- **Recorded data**
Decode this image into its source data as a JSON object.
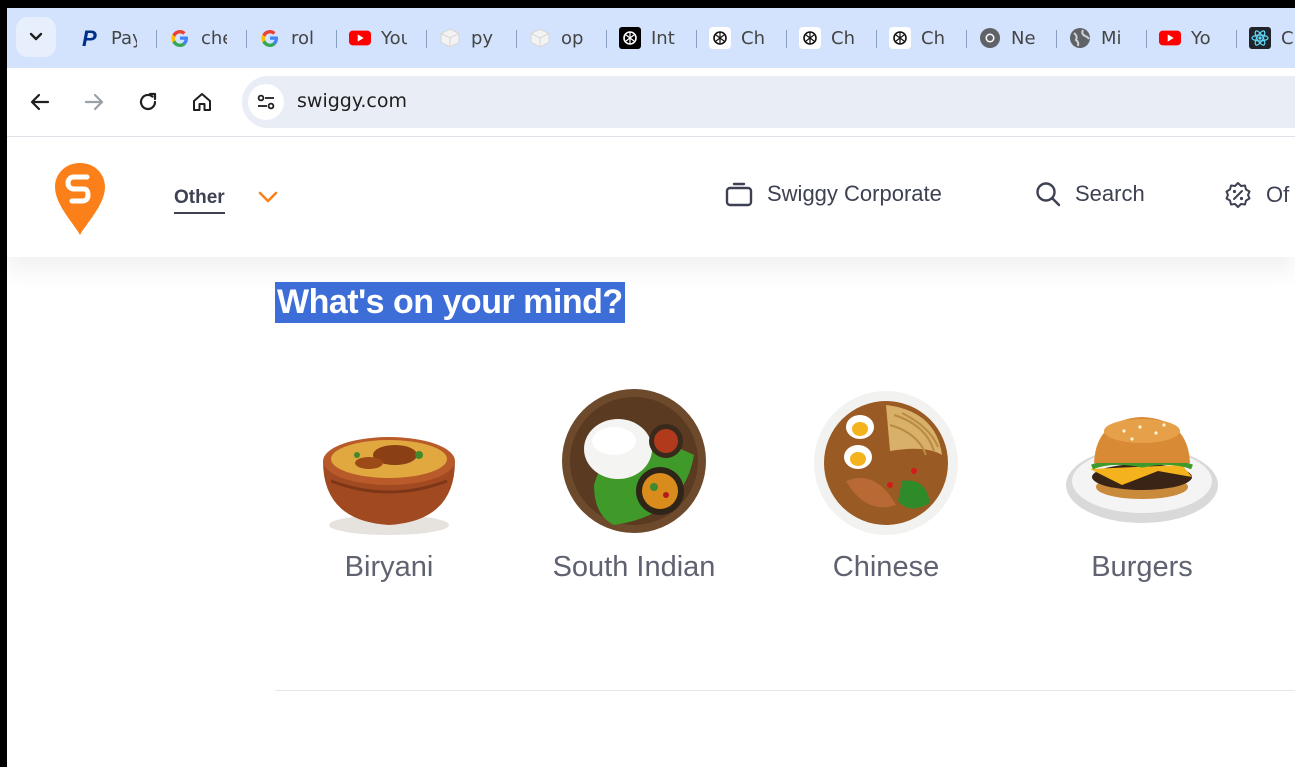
{
  "browser": {
    "tabs": [
      {
        "title": "Pay",
        "icon": "paypal-icon"
      },
      {
        "title": "che",
        "icon": "google-icon"
      },
      {
        "title": "rol",
        "icon": "google-icon"
      },
      {
        "title": "You",
        "icon": "youtube-icon"
      },
      {
        "title": "py",
        "icon": "cube-icon"
      },
      {
        "title": "op",
        "icon": "cube-icon"
      },
      {
        "title": "Int",
        "icon": "openai-dark-icon"
      },
      {
        "title": "Ch",
        "icon": "openai-icon"
      },
      {
        "title": "Ch",
        "icon": "openai-icon"
      },
      {
        "title": "Ch",
        "icon": "openai-icon"
      },
      {
        "title": "Ne",
        "icon": "chrome-icon"
      },
      {
        "title": "Mi",
        "icon": "globe-icon"
      },
      {
        "title": "Yo",
        "icon": "youtube-icon"
      },
      {
        "title": "C",
        "icon": "react-icon"
      }
    ],
    "url": "swiggy.com"
  },
  "site": {
    "brand_color": "#fc8019",
    "location_label": "Other",
    "nav": {
      "corporate": "Swiggy Corporate",
      "search": "Search",
      "offers": "Of"
    },
    "section_title": "What's on your mind?",
    "cuisines": [
      {
        "label": "Biryani"
      },
      {
        "label": "South Indian"
      },
      {
        "label": "Chinese"
      },
      {
        "label": "Burgers"
      }
    ]
  }
}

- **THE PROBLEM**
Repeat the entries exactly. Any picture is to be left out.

- **TASK RESULT**
Decode this image into its source data as a JSON object.
{
  "browser": {
    "tabs": [
      {
        "title": "Pay",
        "icon": "paypal-icon"
      },
      {
        "title": "che",
        "icon": "google-icon"
      },
      {
        "title": "rol",
        "icon": "google-icon"
      },
      {
        "title": "You",
        "icon": "youtube-icon"
      },
      {
        "title": "py",
        "icon": "cube-icon"
      },
      {
        "title": "op",
        "icon": "cube-icon"
      },
      {
        "title": "Int",
        "icon": "openai-dark-icon"
      },
      {
        "title": "Ch",
        "icon": "openai-icon"
      },
      {
        "title": "Ch",
        "icon": "openai-icon"
      },
      {
        "title": "Ch",
        "icon": "openai-icon"
      },
      {
        "title": "Ne",
        "icon": "chrome-icon"
      },
      {
        "title": "Mi",
        "icon": "globe-icon"
      },
      {
        "title": "Yo",
        "icon": "youtube-icon"
      },
      {
        "title": "C",
        "icon": "react-icon"
      }
    ],
    "url": "swiggy.com"
  },
  "site": {
    "brand_color": "#fc8019",
    "location_label": "Other",
    "nav": {
      "corporate": "Swiggy Corporate",
      "search": "Search",
      "offers": "Of"
    },
    "section_title": "What's on your mind?",
    "cuisines": [
      {
        "label": "Biryani"
      },
      {
        "label": "South Indian"
      },
      {
        "label": "Chinese"
      },
      {
        "label": "Burgers"
      }
    ]
  }
}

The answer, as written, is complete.